**What to work on**
Please show each line of the listing where "content" is present.

**Data to examine**
****************************************

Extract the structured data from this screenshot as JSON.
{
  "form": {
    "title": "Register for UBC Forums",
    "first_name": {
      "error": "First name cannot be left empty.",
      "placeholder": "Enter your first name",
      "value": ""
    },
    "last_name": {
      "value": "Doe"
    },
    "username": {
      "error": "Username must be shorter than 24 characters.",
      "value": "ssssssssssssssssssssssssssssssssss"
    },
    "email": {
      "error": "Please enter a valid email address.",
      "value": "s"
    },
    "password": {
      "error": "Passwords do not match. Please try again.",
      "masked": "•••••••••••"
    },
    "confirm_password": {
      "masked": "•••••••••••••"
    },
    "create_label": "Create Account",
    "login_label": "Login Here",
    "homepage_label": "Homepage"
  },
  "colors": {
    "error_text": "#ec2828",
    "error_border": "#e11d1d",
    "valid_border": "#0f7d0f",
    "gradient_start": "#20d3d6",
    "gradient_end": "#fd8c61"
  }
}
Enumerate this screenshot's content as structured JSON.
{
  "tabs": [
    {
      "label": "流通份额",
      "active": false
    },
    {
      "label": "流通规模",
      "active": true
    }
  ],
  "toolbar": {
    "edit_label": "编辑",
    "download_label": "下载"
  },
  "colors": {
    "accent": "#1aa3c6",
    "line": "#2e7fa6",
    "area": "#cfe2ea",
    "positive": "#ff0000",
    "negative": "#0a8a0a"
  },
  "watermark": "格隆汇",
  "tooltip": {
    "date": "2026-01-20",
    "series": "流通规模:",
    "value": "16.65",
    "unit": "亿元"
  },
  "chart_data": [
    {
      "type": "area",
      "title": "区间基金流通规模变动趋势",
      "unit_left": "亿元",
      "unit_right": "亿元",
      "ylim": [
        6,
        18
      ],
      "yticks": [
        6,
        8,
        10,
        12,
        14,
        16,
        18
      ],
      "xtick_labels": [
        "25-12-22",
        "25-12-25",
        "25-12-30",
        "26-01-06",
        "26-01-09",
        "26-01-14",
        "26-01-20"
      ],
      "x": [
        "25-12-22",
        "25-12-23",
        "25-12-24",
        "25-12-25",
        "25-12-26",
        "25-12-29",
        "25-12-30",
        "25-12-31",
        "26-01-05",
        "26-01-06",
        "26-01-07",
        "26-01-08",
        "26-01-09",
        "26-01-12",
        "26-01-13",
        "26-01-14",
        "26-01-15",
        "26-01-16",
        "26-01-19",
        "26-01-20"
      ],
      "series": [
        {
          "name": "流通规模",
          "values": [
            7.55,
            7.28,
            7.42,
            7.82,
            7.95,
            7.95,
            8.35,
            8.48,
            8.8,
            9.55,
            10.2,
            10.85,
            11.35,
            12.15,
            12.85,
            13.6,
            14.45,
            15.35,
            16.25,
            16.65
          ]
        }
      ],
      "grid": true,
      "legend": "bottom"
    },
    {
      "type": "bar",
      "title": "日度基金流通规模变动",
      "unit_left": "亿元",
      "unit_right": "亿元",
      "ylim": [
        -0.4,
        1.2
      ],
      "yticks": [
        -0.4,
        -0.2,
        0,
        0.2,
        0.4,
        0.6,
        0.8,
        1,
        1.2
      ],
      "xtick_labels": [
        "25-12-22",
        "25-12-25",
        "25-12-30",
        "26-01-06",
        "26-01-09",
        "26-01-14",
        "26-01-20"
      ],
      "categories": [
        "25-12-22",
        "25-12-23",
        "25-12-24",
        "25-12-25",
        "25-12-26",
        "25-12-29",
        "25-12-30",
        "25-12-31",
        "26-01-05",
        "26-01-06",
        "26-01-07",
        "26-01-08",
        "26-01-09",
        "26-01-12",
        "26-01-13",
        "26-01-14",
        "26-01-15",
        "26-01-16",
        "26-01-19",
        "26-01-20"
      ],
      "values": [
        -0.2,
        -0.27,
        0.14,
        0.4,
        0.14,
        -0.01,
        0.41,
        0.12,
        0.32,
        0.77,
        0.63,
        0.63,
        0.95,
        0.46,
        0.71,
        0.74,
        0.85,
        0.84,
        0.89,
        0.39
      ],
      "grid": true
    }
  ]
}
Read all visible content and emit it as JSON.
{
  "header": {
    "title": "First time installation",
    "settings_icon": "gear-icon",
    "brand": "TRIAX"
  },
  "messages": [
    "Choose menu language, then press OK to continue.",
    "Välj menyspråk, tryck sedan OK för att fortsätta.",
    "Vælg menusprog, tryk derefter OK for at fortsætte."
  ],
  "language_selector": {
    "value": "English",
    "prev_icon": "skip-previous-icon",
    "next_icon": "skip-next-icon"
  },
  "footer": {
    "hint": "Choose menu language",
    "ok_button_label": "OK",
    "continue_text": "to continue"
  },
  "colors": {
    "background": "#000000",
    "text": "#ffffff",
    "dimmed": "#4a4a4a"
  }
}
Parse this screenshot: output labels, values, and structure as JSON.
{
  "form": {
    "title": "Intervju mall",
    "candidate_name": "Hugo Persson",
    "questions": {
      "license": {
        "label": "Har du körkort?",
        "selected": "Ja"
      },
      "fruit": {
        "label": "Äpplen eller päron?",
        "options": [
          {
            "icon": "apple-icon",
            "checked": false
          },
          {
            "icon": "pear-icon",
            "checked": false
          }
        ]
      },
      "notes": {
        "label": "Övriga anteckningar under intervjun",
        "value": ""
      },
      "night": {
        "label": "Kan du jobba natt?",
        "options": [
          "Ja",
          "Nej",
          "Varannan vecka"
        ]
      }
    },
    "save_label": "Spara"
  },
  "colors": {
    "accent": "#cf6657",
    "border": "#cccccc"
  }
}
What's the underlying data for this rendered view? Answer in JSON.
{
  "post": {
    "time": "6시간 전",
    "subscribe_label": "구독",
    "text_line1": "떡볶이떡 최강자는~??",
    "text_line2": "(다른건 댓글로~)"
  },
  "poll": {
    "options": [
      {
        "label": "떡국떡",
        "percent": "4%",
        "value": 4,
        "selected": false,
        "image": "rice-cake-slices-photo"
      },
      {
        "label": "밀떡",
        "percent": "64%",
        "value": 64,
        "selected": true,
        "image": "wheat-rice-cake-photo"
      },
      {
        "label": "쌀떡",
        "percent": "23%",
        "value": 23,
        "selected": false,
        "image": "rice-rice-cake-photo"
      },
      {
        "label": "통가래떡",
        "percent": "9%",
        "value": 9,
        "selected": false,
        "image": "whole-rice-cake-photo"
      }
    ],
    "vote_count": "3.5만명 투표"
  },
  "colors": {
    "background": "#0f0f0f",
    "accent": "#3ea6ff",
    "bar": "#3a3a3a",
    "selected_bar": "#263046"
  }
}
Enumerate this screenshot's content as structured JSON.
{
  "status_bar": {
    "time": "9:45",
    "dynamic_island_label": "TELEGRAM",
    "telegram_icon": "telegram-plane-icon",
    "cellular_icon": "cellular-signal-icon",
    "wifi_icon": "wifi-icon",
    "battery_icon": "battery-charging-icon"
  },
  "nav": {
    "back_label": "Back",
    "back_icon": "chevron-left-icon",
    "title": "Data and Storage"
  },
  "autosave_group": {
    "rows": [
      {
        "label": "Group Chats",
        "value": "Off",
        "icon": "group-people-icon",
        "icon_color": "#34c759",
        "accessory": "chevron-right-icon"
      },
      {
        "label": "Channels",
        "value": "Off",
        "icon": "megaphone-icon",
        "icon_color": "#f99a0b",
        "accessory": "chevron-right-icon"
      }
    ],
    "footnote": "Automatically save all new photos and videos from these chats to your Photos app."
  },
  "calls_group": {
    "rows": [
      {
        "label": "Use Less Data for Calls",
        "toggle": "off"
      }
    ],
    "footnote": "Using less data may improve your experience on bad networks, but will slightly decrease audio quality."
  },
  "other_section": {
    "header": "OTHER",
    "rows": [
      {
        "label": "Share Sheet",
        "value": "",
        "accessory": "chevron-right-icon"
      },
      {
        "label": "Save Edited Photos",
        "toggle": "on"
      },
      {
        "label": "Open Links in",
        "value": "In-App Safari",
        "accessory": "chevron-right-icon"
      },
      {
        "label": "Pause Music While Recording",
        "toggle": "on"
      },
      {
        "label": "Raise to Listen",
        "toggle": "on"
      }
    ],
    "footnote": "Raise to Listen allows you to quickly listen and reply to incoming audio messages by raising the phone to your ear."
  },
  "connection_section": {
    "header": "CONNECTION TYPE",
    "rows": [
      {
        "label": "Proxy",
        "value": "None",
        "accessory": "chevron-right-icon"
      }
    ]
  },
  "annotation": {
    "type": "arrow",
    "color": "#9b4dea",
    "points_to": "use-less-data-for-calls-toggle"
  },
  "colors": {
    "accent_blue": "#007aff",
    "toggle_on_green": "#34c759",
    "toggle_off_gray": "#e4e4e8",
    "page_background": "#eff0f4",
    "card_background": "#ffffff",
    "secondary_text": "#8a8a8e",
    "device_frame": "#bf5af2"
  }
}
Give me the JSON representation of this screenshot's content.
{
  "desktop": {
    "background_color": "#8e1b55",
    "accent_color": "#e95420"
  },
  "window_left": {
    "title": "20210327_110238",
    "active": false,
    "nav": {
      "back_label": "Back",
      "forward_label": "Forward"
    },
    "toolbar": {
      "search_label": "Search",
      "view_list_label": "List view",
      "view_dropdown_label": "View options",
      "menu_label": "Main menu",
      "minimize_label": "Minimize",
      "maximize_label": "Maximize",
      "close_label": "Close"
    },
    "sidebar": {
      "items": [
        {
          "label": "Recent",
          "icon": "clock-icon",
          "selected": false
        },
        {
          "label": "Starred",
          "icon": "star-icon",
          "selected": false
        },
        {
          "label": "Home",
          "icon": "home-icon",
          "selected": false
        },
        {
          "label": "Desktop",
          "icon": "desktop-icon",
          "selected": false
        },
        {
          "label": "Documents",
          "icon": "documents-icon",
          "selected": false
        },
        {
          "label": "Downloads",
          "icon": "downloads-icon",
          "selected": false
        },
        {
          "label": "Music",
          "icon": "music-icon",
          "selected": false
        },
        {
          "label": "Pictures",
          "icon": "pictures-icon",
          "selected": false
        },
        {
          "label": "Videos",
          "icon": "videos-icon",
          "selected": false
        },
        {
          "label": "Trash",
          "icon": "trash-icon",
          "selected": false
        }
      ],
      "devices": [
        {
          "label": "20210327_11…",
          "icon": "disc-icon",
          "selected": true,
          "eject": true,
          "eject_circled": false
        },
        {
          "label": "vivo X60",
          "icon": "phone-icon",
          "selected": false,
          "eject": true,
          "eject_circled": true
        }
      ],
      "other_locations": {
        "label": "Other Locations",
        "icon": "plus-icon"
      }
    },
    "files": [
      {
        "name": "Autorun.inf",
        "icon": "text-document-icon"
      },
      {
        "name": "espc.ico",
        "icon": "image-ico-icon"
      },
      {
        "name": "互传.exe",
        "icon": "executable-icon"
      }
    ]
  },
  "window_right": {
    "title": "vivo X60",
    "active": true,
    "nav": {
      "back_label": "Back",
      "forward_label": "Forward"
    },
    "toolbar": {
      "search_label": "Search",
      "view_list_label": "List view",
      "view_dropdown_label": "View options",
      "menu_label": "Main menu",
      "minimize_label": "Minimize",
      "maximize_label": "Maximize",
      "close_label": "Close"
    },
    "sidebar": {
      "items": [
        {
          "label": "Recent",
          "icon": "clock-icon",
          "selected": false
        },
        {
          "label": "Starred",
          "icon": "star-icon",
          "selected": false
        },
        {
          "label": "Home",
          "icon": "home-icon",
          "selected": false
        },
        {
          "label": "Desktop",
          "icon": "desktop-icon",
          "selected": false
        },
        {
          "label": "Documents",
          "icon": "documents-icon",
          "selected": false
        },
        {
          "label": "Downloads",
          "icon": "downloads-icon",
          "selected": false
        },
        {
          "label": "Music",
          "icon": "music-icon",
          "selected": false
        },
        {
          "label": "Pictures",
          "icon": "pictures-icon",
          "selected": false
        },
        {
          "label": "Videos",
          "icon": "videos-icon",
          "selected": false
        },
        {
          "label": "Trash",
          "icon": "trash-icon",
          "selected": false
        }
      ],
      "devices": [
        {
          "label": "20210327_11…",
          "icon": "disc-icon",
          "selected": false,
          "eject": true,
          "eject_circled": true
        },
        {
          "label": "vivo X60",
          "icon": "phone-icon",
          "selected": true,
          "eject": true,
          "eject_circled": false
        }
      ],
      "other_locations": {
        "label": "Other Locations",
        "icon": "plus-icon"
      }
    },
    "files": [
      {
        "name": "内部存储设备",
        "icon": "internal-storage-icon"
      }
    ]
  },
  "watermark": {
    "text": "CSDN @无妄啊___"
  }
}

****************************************

**Written reply**
Enumerate this screenshot's content as structured JSON.
Read all visible content and emit it as JSON.
Enumerate this screenshot's content as structured JSON.
Give me the JSON representation of this screenshot's content.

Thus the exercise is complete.